▶ Your task
Scan the records below, and wherever a line has the word "Водяной", pull it out.

------ Data to examine

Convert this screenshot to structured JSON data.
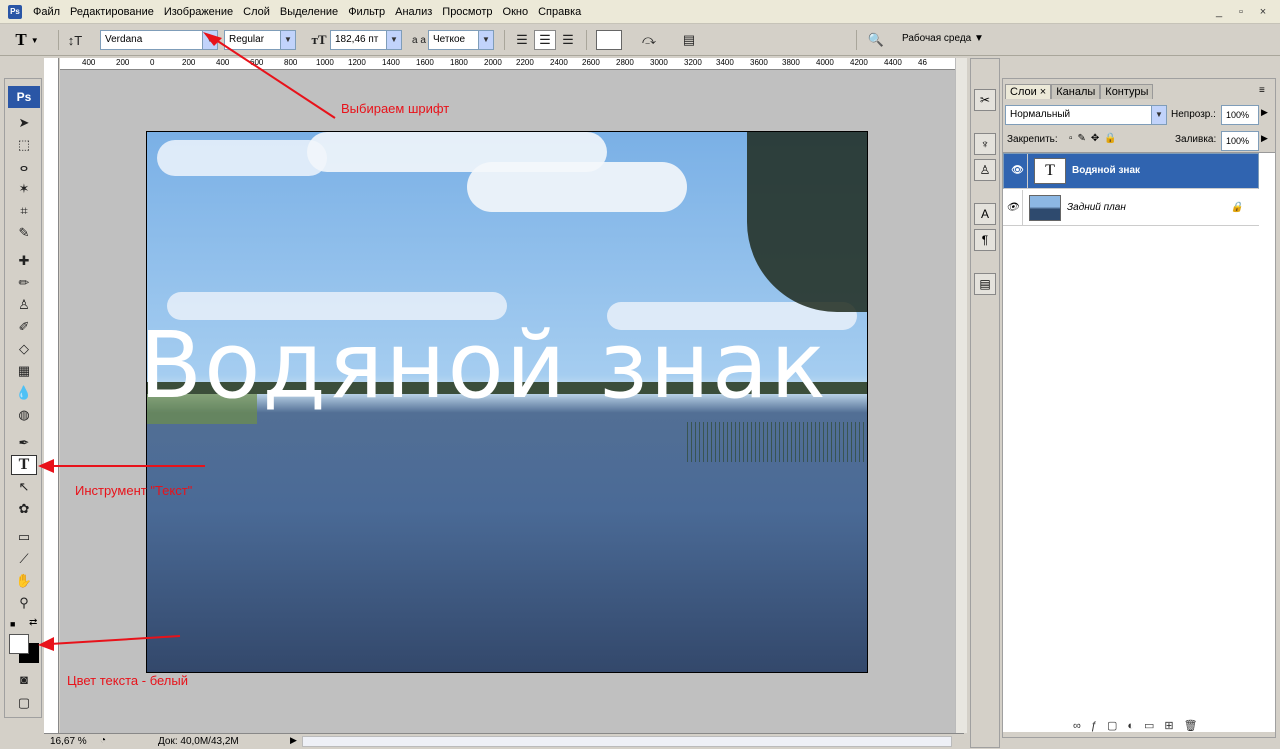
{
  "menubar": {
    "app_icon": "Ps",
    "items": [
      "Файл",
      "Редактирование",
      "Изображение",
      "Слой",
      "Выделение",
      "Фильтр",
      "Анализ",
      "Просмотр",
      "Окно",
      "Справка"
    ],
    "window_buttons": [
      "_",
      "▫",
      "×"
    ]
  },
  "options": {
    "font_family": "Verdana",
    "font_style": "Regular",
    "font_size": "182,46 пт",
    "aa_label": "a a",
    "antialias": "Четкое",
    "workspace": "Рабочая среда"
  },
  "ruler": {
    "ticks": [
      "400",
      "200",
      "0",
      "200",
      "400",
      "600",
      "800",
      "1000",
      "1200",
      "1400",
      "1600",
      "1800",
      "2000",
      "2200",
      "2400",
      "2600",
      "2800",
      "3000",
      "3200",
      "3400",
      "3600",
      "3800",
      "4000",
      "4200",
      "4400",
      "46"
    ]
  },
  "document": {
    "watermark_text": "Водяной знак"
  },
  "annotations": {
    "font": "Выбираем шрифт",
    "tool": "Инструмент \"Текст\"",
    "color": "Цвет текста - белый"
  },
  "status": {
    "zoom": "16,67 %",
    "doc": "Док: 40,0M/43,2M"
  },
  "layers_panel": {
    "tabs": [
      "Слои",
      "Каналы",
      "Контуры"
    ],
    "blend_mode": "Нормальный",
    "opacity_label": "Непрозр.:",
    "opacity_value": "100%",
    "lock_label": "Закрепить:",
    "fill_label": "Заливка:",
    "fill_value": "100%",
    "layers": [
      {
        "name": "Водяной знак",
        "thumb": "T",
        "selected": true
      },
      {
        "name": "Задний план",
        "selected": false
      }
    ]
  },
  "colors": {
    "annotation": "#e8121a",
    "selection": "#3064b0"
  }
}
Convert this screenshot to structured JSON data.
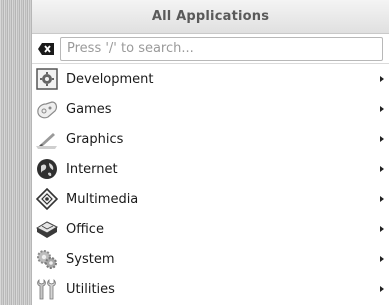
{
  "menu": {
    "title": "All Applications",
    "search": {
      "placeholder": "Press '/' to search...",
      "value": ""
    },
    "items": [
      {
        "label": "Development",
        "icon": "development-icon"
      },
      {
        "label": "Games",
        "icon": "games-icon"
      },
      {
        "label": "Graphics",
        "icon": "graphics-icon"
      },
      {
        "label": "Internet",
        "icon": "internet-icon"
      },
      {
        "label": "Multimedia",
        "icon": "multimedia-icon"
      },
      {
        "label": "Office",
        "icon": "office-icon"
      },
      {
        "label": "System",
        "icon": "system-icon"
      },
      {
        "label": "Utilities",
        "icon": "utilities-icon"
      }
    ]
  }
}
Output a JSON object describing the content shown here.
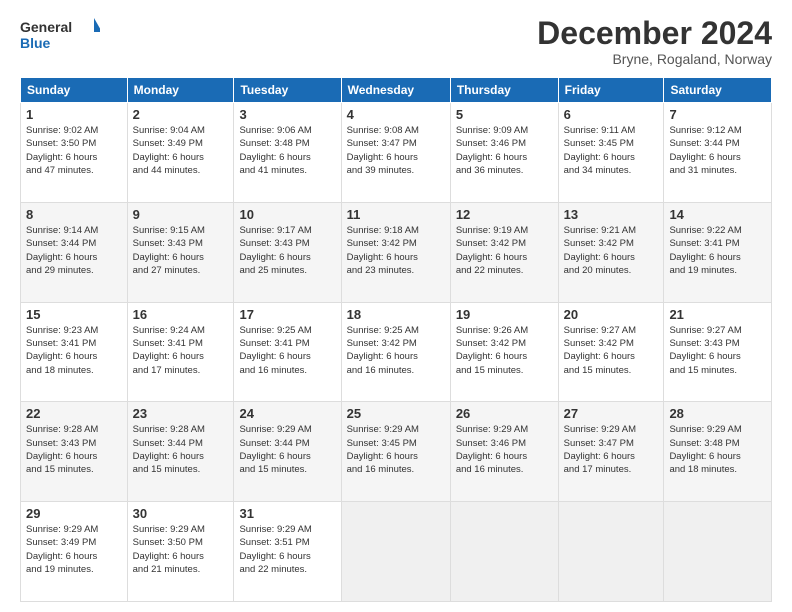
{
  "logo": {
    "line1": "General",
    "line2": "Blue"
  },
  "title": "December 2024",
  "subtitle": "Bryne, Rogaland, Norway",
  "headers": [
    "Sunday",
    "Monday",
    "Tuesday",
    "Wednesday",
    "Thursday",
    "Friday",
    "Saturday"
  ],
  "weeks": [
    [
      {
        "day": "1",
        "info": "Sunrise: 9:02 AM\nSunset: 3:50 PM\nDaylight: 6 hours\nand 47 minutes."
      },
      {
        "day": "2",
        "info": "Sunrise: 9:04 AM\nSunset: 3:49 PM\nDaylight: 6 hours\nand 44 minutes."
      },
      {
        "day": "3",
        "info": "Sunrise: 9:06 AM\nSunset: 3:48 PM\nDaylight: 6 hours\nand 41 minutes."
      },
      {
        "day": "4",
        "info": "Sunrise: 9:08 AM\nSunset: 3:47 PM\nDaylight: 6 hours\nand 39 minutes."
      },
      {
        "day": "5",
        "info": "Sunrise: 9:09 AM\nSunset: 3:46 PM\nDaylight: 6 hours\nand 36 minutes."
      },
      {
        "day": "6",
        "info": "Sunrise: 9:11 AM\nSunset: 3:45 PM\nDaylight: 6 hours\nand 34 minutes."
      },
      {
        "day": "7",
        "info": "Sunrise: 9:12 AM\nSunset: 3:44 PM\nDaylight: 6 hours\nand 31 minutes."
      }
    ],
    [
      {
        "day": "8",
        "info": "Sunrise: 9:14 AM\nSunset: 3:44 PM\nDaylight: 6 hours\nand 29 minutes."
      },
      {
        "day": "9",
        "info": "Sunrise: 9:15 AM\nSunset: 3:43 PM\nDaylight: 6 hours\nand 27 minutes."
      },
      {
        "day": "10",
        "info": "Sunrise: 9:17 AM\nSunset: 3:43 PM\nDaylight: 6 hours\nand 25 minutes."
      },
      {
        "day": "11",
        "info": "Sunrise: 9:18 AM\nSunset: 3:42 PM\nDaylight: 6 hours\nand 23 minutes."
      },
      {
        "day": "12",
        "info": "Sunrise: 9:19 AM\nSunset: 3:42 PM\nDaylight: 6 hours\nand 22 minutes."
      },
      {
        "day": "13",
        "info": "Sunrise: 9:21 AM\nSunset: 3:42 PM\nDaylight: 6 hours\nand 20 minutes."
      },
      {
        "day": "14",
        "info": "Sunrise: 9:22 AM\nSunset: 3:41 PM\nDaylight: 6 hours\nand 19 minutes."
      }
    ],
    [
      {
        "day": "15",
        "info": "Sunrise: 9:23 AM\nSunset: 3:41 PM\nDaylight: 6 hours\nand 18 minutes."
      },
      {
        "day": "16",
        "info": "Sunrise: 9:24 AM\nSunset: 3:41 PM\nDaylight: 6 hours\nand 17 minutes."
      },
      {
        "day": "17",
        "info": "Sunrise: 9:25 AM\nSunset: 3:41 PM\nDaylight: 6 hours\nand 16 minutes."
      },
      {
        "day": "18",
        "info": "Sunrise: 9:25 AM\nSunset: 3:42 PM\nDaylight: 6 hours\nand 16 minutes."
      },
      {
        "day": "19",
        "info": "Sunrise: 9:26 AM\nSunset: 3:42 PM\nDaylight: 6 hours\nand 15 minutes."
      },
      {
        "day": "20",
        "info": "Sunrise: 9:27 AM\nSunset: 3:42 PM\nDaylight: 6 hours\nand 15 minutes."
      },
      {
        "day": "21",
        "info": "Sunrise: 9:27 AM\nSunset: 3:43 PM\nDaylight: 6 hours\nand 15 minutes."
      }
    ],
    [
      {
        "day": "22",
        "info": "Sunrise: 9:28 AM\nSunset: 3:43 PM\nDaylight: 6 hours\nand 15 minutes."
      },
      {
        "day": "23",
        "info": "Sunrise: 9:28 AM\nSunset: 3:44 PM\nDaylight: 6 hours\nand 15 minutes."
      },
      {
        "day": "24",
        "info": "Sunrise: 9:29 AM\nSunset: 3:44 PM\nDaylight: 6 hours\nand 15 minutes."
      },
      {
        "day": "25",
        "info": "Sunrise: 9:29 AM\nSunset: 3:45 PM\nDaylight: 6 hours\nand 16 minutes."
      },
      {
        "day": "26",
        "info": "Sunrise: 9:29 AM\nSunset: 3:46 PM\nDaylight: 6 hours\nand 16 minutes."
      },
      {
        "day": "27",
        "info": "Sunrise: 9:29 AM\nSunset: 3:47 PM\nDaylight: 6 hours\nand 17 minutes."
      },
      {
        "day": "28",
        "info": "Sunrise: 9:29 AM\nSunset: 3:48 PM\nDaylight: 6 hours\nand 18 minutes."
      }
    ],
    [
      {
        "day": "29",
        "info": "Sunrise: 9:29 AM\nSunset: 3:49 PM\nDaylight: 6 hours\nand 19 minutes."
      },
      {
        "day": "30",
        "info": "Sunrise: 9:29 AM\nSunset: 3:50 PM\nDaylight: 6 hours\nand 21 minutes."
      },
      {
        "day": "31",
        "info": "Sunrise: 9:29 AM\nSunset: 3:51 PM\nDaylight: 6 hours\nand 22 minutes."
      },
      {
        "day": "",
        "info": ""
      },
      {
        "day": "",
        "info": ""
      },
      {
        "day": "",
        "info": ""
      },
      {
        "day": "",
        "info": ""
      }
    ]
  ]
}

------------

▶ Task solution
    "watermark_text": "Водяной знак"
        "name": "Водяной знак",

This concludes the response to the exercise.